Activity
Report each line from the entries in which "Acknowledgment" can be found.

Data shown
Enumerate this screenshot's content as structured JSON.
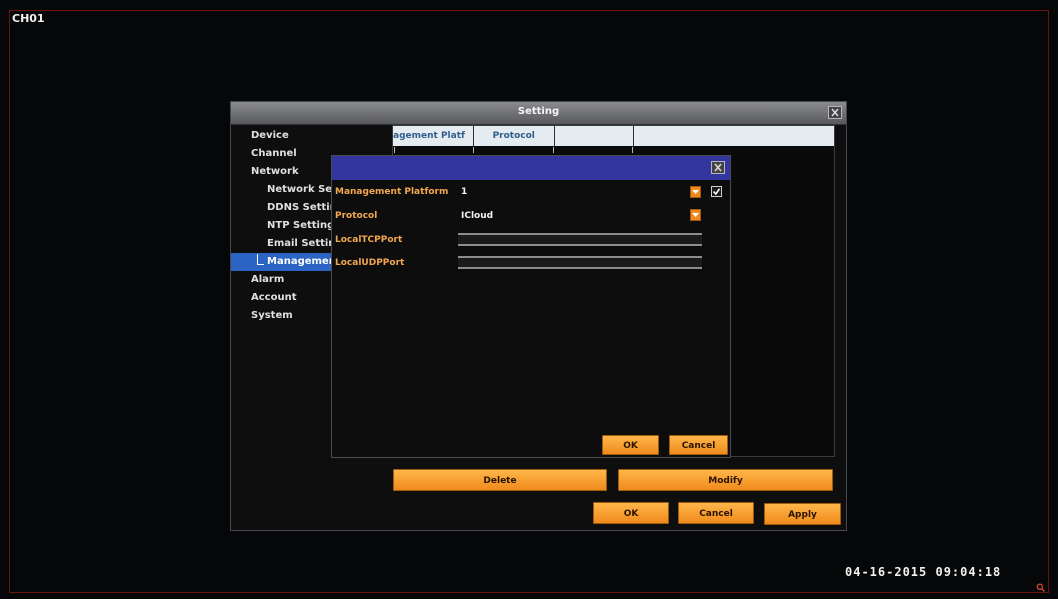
{
  "channel_label": "CH01",
  "datetime": "04-16-2015 09:04:18",
  "settings": {
    "title": "Setting",
    "nav": {
      "device": "Device",
      "channel": "Channel",
      "network": "Network",
      "network_settings": "Network Setti",
      "ddns_settings": "DDNS Settin",
      "ntp_settings": "NTP Setting",
      "email_settings": "Email Settin",
      "management": "Managemen",
      "alarm": "Alarm",
      "account": "Account",
      "system": "System"
    },
    "table_headers": [
      "agement Platf",
      "Protocol",
      "",
      ""
    ],
    "delete_label": "Delete",
    "modify_label": "Modify",
    "ok_label": "OK",
    "cancel_label": "Cancel",
    "apply_label": "Apply"
  },
  "dialog": {
    "management_platform_label": "Management Platform",
    "management_platform_value": "1",
    "management_platform_enabled": true,
    "protocol_label": "Protocol",
    "protocol_value": "ICloud",
    "local_tcp_port_label": "LocalTCPPort",
    "local_tcp_port_value": "",
    "local_udp_port_label": "LocalUDPPort",
    "local_udp_port_value": "",
    "ok_label": "OK",
    "cancel_label": "Cancel"
  },
  "colors": {
    "accent_orange": "#f08a1c",
    "selection_blue": "#2b64c2",
    "dialog_title_blue": "#3436a0",
    "field_label_orange": "#f2a84e"
  }
}
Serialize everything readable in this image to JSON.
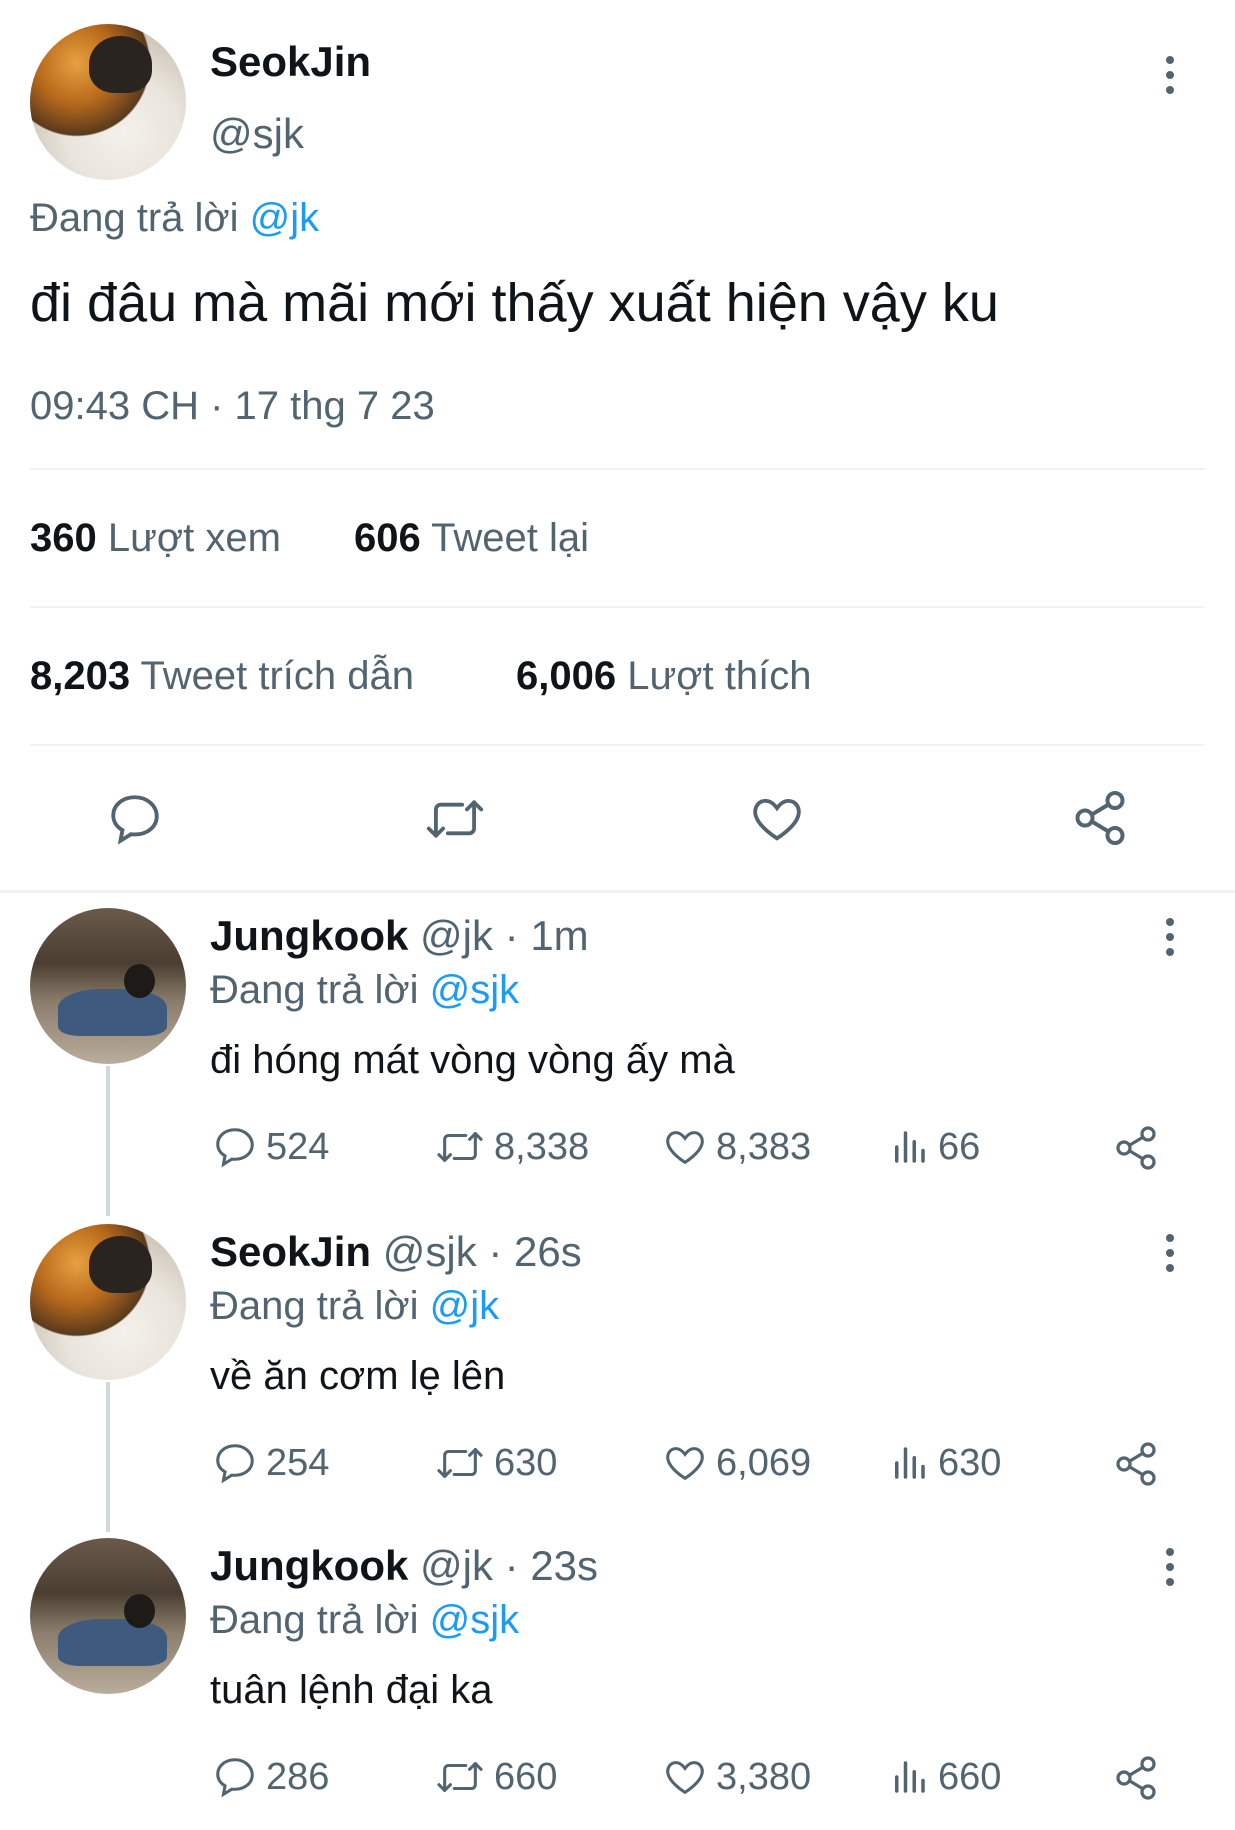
{
  "main_tweet": {
    "author_name": "SeokJin",
    "author_handle": "@sjk",
    "replying_prefix": "Đang trả lời",
    "replying_to": "@jk",
    "text": "đi đâu mà mãi mới thấy xuất hiện vậy ku",
    "timestamp": "09:43 CH · 17 thg 7 23",
    "views_count": "360",
    "views_label": "Lượt xem",
    "retweets_count": "606",
    "retweets_label": "Tweet lại",
    "quotes_count": "8,203",
    "quotes_label": "Tweet trích dẫn",
    "likes_count": "6,006",
    "likes_label": "Lượt thích"
  },
  "replies": [
    {
      "author_name": "Jungkook",
      "meta": "@jk · 1m",
      "replying_prefix": "Đang trả lời",
      "replying_to": "@sjk",
      "text": "đi hóng mát vòng vòng ấy mà",
      "replies": "524",
      "retweets": "8,338",
      "likes": "8,383",
      "views": "66"
    },
    {
      "author_name": "SeokJin",
      "meta": "@sjk · 26s",
      "replying_prefix": "Đang trả lời",
      "replying_to": "@jk",
      "text": "về ăn cơm lẹ lên",
      "replies": "254",
      "retweets": "630",
      "likes": "6,069",
      "views": "630"
    },
    {
      "author_name": "Jungkook",
      "meta": "@jk · 23s",
      "replying_prefix": "Đang trả lời",
      "replying_to": "@sjk",
      "text": "tuân lệnh đại ka",
      "replies": "286",
      "retweets": "660",
      "likes": "3,380",
      "views": "660"
    }
  ],
  "icons": {
    "reply": "speech-bubble-icon",
    "retweet": "retweet-icon",
    "like": "heart-icon",
    "share": "share-icon",
    "views": "bar-chart-icon",
    "more": "vertical-dots-icon"
  },
  "colors": {
    "accent": "#1d9bf0",
    "muted": "#536471",
    "text": "#0f1419"
  }
}
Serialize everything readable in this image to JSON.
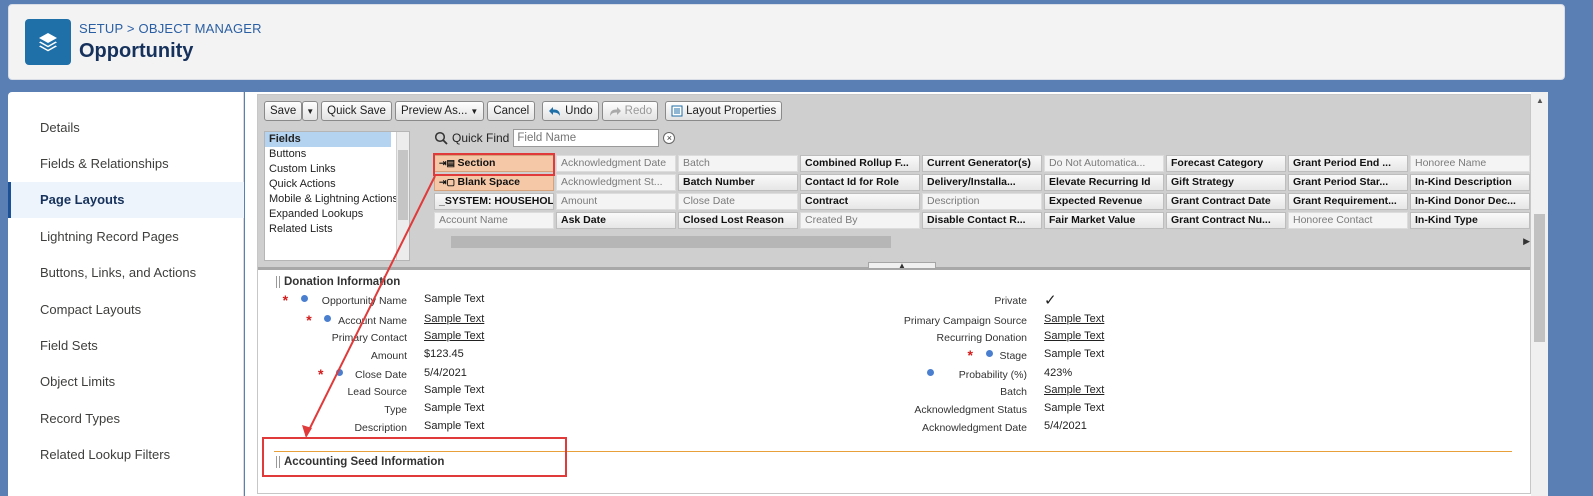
{
  "header": {
    "breadcrumb_setup": "SETUP",
    "breadcrumb_sep": ">",
    "breadcrumb_object_manager": "OBJECT MANAGER",
    "title": "Opportunity",
    "logo_icon": "layers-icon"
  },
  "sidebar": {
    "items": [
      {
        "label": "Details"
      },
      {
        "label": "Fields & Relationships"
      },
      {
        "label": "Page Layouts",
        "active": true
      },
      {
        "label": "Lightning Record Pages"
      },
      {
        "label": "Buttons, Links, and Actions"
      },
      {
        "label": "Compact Layouts"
      },
      {
        "label": "Field Sets"
      },
      {
        "label": "Object Limits"
      },
      {
        "label": "Record Types"
      },
      {
        "label": "Related Lookup Filters"
      }
    ]
  },
  "toolbar": {
    "save": "Save",
    "quick_save": "Quick Save",
    "preview_as": "Preview As...",
    "cancel": "Cancel",
    "undo": "Undo",
    "redo": "Redo",
    "layout_properties": "Layout Properties"
  },
  "categories": [
    "Fields",
    "Buttons",
    "Custom Links",
    "Quick Actions",
    "Mobile & Lightning Actions",
    "Expanded Lookups",
    "Related Lists"
  ],
  "quickfind": {
    "label": "Quick Find",
    "placeholder": "Field Name"
  },
  "palette_columns": [
    [
      "Section",
      "Blank Space",
      "_SYSTEM: HOUSEHOL...",
      "Account Name"
    ],
    [
      "Acknowledgment Date",
      "Acknowledgment St...",
      "Amount",
      "Ask Date"
    ],
    [
      "Batch",
      "Batch Number",
      "Close Date",
      "Closed Lost Reason"
    ],
    [
      "Combined Rollup F...",
      "Contact Id for Role",
      "Contract",
      "Created By"
    ],
    [
      "Current Generator(s)",
      "Delivery/Installa...",
      "Description",
      "Disable Contact R..."
    ],
    [
      "Do Not Automatica...",
      "Elevate Recurring Id",
      "Expected Revenue",
      "Fair Market Value"
    ],
    [
      "Forecast Category",
      "Gift Strategy",
      "Grant Contract Date",
      "Grant Contract Nu..."
    ],
    [
      "Grant Period End ...",
      "Grant Period Star...",
      "Grant Requirement...",
      "Honoree Contact"
    ],
    [
      "Honoree Name",
      "In-Kind Description",
      "In-Kind Donor Dec...",
      "In-Kind Type"
    ]
  ],
  "palette_used": [
    [
      false,
      false,
      false,
      true
    ],
    [
      true,
      true,
      true,
      false
    ],
    [
      true,
      false,
      true,
      false
    ],
    [
      false,
      false,
      false,
      true
    ],
    [
      false,
      false,
      true,
      false
    ],
    [
      true,
      false,
      false,
      false
    ],
    [
      false,
      false,
      false,
      false
    ],
    [
      false,
      false,
      false,
      true
    ],
    [
      true,
      false,
      false,
      false
    ]
  ],
  "sections": {
    "donation": "Donation Information",
    "accounting": "Accounting Seed Information"
  },
  "left_fields": [
    {
      "label": "Opportunity Name",
      "value": "Sample Text",
      "required": true,
      "dot": true,
      "underline": false
    },
    {
      "label": "Account Name",
      "value": "Sample Text",
      "required": true,
      "dot": true,
      "underline": true
    },
    {
      "label": "Primary Contact",
      "value": "Sample Text",
      "required": false,
      "dot": false,
      "underline": true
    },
    {
      "label": "Amount",
      "value": "$123.45",
      "required": false,
      "dot": false,
      "underline": false
    },
    {
      "label": "Close Date",
      "value": "5/4/2021",
      "required": true,
      "dot": true,
      "underline": false
    },
    {
      "label": "Lead Source",
      "value": "Sample Text",
      "required": false,
      "dot": false,
      "underline": false
    },
    {
      "label": "Type",
      "value": "Sample Text",
      "required": false,
      "dot": false,
      "underline": false
    },
    {
      "label": "Description",
      "value": "Sample Text",
      "required": false,
      "dot": false,
      "underline": false
    }
  ],
  "right_fields": [
    {
      "label": "Private",
      "value": "✓",
      "required": false,
      "dot": false,
      "underline": false
    },
    {
      "label": "Primary Campaign Source",
      "value": "Sample Text",
      "required": false,
      "dot": false,
      "underline": true
    },
    {
      "label": "Recurring Donation",
      "value": "Sample Text",
      "required": false,
      "dot": false,
      "underline": true
    },
    {
      "label": "Stage",
      "value": "Sample Text",
      "required": true,
      "dot": true,
      "underline": false
    },
    {
      "label": "Probability (%)",
      "value": "423%",
      "required": false,
      "dot": true,
      "underline": false
    },
    {
      "label": "Batch",
      "value": "Sample Text",
      "required": false,
      "dot": false,
      "underline": true
    },
    {
      "label": "Acknowledgment Status",
      "value": "Sample Text",
      "required": false,
      "dot": false,
      "underline": false
    },
    {
      "label": "Acknowledgment Date",
      "value": "5/4/2021",
      "required": false,
      "dot": false,
      "underline": false
    }
  ],
  "colors": {
    "accent": "#1b5297",
    "highlight": "#e03a3a",
    "section_line": "#e8a13a"
  }
}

Exercise output
      "Acknowledgment Date",
      "Acknowledgment St...",
      "label": "Acknowledgment Status",
      "label": "Acknowledgment Date",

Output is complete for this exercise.